* WHAT IS REQUIRED: Among the entries below, which lines include the string "layout"? Show each one.

** DATASET follows **

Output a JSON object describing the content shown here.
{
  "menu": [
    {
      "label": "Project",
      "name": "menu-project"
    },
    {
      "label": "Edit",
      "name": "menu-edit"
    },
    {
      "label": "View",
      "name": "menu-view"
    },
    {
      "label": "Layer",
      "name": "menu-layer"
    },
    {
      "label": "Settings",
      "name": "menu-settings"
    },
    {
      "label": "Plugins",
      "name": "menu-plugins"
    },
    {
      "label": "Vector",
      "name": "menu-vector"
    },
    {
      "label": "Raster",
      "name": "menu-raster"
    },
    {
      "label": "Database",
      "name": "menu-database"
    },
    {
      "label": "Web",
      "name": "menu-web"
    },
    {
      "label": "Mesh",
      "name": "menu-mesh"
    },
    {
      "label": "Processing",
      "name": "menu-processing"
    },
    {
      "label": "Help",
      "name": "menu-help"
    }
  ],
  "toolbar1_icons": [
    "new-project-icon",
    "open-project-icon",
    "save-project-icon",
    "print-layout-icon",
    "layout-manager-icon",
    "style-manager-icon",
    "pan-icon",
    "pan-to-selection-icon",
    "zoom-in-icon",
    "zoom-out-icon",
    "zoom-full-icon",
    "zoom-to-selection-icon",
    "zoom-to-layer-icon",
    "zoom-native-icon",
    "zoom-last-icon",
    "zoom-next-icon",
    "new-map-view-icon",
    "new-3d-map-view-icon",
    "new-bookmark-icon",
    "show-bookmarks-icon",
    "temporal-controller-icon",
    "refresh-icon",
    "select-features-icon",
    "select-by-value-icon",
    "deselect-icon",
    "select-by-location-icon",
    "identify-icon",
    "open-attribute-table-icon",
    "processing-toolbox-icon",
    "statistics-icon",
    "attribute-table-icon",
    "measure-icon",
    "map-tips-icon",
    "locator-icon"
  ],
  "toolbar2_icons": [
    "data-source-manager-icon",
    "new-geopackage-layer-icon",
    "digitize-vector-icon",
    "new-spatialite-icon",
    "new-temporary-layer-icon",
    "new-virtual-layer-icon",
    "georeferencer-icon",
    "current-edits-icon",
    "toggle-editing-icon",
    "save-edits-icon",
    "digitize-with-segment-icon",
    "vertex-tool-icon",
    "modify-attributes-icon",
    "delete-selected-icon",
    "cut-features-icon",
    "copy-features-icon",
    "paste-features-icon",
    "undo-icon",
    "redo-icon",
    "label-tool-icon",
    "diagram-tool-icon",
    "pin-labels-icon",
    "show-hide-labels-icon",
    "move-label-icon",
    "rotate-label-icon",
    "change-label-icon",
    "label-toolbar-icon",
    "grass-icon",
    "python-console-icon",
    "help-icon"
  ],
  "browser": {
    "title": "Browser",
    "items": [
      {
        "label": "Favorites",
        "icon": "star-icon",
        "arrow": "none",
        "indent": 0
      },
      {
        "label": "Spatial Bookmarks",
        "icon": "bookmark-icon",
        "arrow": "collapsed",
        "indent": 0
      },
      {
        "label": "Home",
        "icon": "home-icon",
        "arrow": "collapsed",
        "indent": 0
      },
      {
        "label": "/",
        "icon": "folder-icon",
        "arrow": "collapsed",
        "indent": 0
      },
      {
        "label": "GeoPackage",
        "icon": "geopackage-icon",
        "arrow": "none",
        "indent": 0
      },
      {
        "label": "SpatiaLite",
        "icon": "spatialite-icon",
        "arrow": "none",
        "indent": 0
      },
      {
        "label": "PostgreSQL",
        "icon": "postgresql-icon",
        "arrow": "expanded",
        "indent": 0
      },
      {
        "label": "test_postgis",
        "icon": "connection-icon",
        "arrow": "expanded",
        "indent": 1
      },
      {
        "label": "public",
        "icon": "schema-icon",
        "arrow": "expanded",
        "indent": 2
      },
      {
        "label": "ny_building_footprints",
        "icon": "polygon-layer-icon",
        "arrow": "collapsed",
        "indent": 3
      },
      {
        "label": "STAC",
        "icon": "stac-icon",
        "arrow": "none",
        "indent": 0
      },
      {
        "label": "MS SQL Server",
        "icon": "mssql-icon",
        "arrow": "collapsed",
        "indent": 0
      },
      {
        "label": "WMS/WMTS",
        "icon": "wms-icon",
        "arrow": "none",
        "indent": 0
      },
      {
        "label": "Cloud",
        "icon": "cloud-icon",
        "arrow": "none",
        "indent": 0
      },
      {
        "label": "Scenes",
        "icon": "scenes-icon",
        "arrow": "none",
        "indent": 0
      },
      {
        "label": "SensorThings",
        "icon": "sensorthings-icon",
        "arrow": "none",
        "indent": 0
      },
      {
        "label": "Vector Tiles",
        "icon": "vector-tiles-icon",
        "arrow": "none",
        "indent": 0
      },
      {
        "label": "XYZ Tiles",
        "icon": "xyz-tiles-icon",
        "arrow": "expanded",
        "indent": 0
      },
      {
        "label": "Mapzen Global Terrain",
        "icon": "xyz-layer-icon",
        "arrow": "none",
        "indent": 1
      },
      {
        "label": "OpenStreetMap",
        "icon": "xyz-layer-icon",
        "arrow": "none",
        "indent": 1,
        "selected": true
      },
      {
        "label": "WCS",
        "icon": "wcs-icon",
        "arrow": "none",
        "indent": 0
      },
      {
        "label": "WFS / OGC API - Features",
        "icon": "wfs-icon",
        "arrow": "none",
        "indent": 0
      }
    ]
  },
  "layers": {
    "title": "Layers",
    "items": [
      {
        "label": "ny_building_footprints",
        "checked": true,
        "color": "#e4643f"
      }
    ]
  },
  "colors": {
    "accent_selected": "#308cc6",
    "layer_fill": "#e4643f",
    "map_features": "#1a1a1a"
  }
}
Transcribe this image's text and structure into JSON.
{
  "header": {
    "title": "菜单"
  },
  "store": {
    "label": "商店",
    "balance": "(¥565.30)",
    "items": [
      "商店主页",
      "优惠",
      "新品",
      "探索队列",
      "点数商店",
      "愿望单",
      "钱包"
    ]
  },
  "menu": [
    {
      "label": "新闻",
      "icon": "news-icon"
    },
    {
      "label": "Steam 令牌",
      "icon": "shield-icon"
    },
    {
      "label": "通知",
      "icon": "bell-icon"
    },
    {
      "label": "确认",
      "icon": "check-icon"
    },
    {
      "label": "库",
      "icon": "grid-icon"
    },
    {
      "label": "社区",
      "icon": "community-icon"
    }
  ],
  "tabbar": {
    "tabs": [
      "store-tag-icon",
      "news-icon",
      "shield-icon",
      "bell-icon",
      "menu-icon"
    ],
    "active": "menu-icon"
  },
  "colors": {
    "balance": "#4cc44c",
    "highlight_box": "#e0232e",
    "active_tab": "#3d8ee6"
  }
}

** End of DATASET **

* FINISHED TASK:
    "print-layout-icon",
    "layout-manager-icon",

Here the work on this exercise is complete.